"We have been having national juried shows for seven years," said Smith. "The first one was paintings." Main Street Gallery opened in May 2003. The first juried show went up in December 2003. "We have one of small works [July, August], of photographs [October] and a theme show [June, July]. This year it will be called 'Canine Special.'"

Attracting artists from around the country is not difficult, according to Smith. They place advertisements in national magazines that request the submission of a prospectus. "We find an independent judge-plus my husband-to choose the work," said Smith. "Not everyone who applies gets in, and there are prizes. People come from all over."

Not only do the artists come to Groton from everywhere in the United States, but so do the art buyers. "I'm not sure how common it is to have a national juried show in a small isolated community," admitted Smith. They had not been trying to prove a point; they had just gone ahead and done it.

The lack of isolation from the wider world is a plus, but it has a downside. "About two or three years ago we noticed the economic downturn," said Smith. And although they are plugged into the national arts scene, they do not ignore the fact that they are in Groton. "The community changes around us," Smith said. "We're trying to keep the community going." She said that some village residents stop in during the long gray days of winter just to see some color.

The nature of doing business has evolved over the seven years that they have been in operation, including the advent of social networking. "I'm even Twittering at the moment," admitted Smith. There are two constants, however, maintaining quality and innovation. "You're always seeing new art," the gallery owner said. "We pride ourselves on presentation, but every show is different. We kind of like to push the boundaries."

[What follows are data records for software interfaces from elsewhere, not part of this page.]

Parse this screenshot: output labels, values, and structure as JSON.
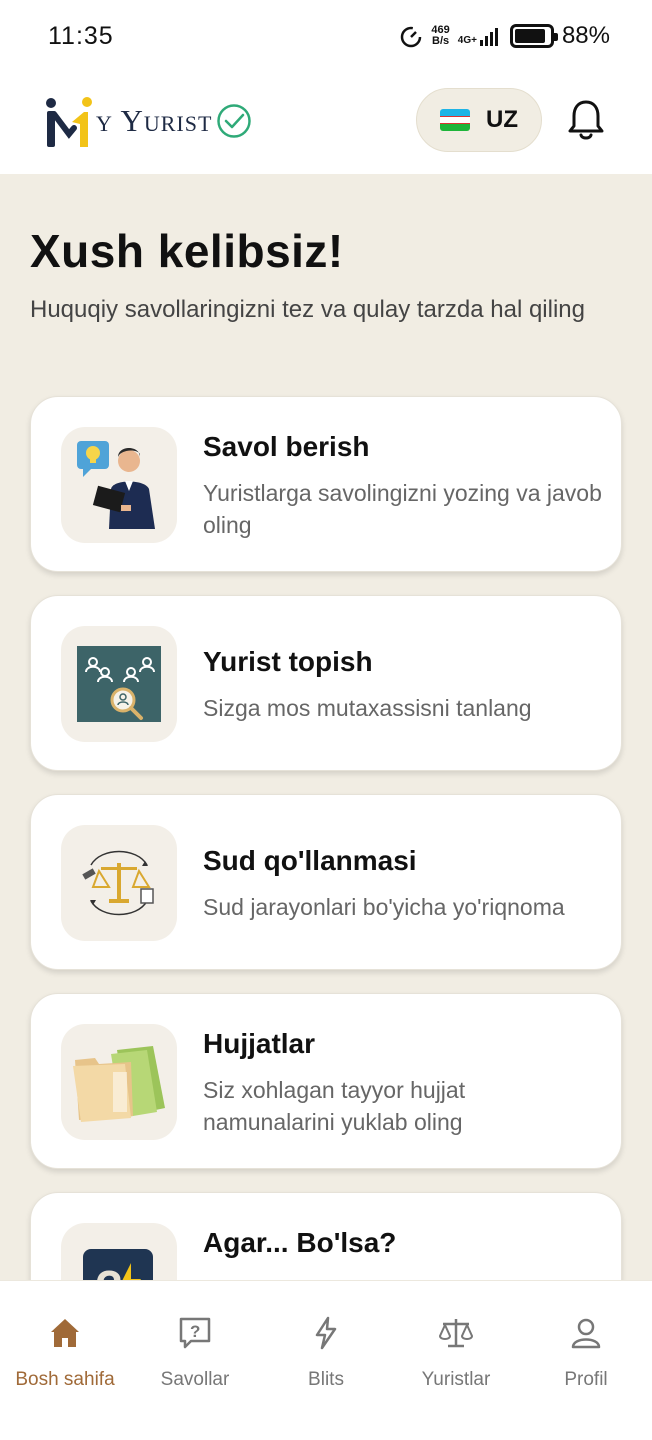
{
  "status_bar": {
    "time": "11:35",
    "net_speed_value": "469",
    "net_speed_unit": "B/s",
    "network": "4G+",
    "battery": "88%",
    "battery_level": 0.88
  },
  "header": {
    "logo_text": "y Yurist",
    "language": "UZ",
    "brand_color": "#1e2a44",
    "accent_color": "#f2c318",
    "check_color": "#2faa78"
  },
  "welcome": {
    "title": "Xush kelibsiz!",
    "subtitle": "Huquqiy savollaringizni tez va qulay tarzda hal qiling"
  },
  "cards": [
    {
      "title": "Savol berish",
      "desc": "Yuristlarga savolingizni yozing va javob oling",
      "icon": "lawyer-question-icon"
    },
    {
      "title": "Yurist topish",
      "desc": "Sizga mos mutaxassisni tanlang",
      "icon": "find-lawyer-icon"
    },
    {
      "title": "Sud qo'llanmasi",
      "desc": "Sud jarayonlari bo'yicha yo'riqnoma",
      "icon": "court-scales-icon"
    },
    {
      "title": "Hujjatlar",
      "desc": "Siz xohlagan tayyor hujjat namunalarini yuklab oling",
      "icon": "folders-icon"
    },
    {
      "title": "Agar... Bo'lsa?",
      "desc": "",
      "icon": "what-if-icon"
    }
  ],
  "bottom_nav": {
    "items": [
      {
        "label": "Bosh sahifa",
        "icon": "home-icon",
        "active": true
      },
      {
        "label": "Savollar",
        "icon": "question-icon",
        "active": false
      },
      {
        "label": "Blits",
        "icon": "lightning-icon",
        "active": false
      },
      {
        "label": "Yuristlar",
        "icon": "scales-icon",
        "active": false
      },
      {
        "label": "Profil",
        "icon": "user-icon",
        "active": false
      }
    ],
    "active_color": "#a06a38",
    "inactive_color": "#777777"
  }
}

On Sunday, Mar. 28 at 6 p.m. Roger and Adrienne Bea Smith will be guests on "Shin Hollow Radio" on 93.5 WVBR-FM. The show is a presentation of the Ithaca Times and Finger Lakes Community News.

Welcome to the discussion.